In the master class, he married langoustine, blue mussels, tiny Fjord shrimps, razor clams, Norwegian scallops, Icelandic seaweed, hake, organic-farmed Danish trout and Bulgarian sturgeon roe with different textures of veggies like kohlrabi, beets, fermented carrots and white asparagus to come up with stunning plates that beautifully showcase his sustainable philosophy and style.
Come midday, Virgilio Martinez and Pia León, the husband-and-wife tandem behind Central in Lima, three-time Best Restaurant in Latin America, took guests on a wonderful journey of Peru’s topography and ecosystems by talking about, and cooking, the Andean region’s distinct produce that spans the plains, sea and mountains.
Finally, funny man Gaggan Anand of Gaggan in Bangkok, Thailand, started his talk by playing loud music and having servers give each guest a plate of his most photographed and talked about cheeky salad, the Lick it Up.
He then asked everyone to lick their plates clean and enjoy a mix of spicy, sweet and sour flavors. Anand proceeded by proclaiming that milk is a religion in India and questioned what fine dining means in 2019. It’s one that recognizes no definitions, he implied.
Apart from Singapore’s wide range of restaurant and hawker offerings, the city had a ton of one-off collaborative dinners that had chef friends produce special menus.
Louis Han of Michelin-star Kimme partnered with Heewon Lim of Buto Restaurant in Seoul, Korea, to come up with a six-course Jan-Chi feast for two nights.
Together, they presented traditional dishes plated in a more refined manner, something regular patrons of Kimme found refreshing as the restaurant typically offers a modern Asian bistro fare.
Crispy seaweed crackers were paired with a trio of side dishes—shrimp tartare, herring roe and spinach topped with raw egg; tofu was made table-side and served with a salad of clam, squid and vegetables; japchae came with galbi gui in the form of grilled beef ribs; and for dessert, hotteok or Korean sweet pancakes with walnut ice cream and puffed rice.
“It was a super good experience,” says Han. “I usually cook fusion dishes, but this time, we cooked more authentic food. And I learned many things. It felt like cooking for the family.

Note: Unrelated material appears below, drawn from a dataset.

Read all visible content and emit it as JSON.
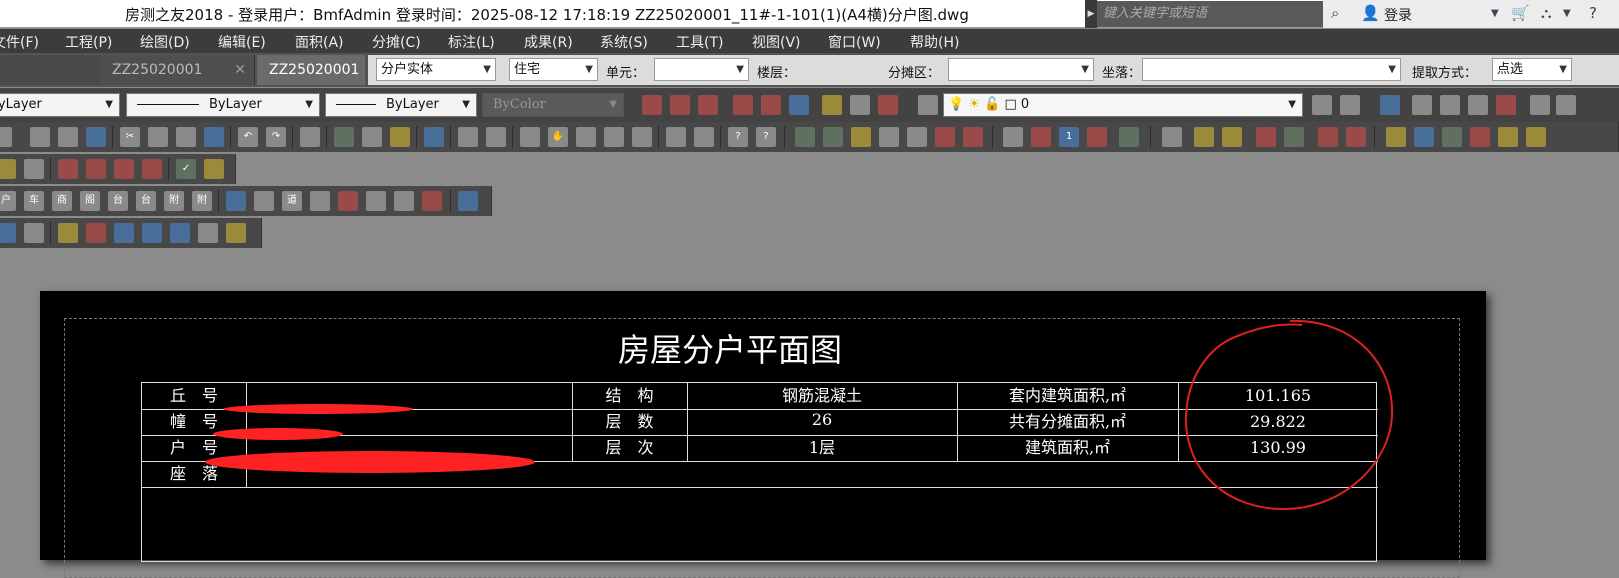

That’s what I wanted my guests to feel—like visiting a friend’s house and having a home-cooked Korean meal.”
Zaiyu Hasegawa of Michelin-star Den in Tokyo also had a two-night collaboration dinner with Shigeru Koizumi of Japanese fine-dining restaurant Esora. The duo produced a stellar meal of 10 courses, with each dish as memorable and inspired as the next.
Hasegawa brought his signature dishes from Japan and gave them flavors he borrowed from Singapore. His DENtucky fried chicken wing, presented in a fast-food takeout box, was stuffed with chili crab and mochi rice. His monaka, a crisp wafer sandwich, was his starter and was filled with white-miso-marinated foie gras and instead of the usual daikon and plum jam, it came with lychee and narazuke pickles.
For his part, Koizumi cooked an equally satisfying repertoire consisting of a potent hamo fish soup with wintermelon and sudachi citrus fruit slices; perfectly grilled kinmedai fish with sweetness from fresh peas; and pigeon from Brittany, France, that sliced like butter, served with grilled fushimi pepper. The meal was seamless, not one dish outshining the other.
Equally notable was the cheerful and warm service the whole team provided. They roamed around the room and made sure every customer was well taken care of. It’s something the Esora chef would take home from the whole experience.
“I was inspired by [Hasegawa’s] super hospitable spirit and how he makes his guests happy,” says Koizumi. “I understand why many people want to come back to his restaurant.”
Special thanks to the Singapore Tourism Board and World’s 50 Best Restaurant Awards.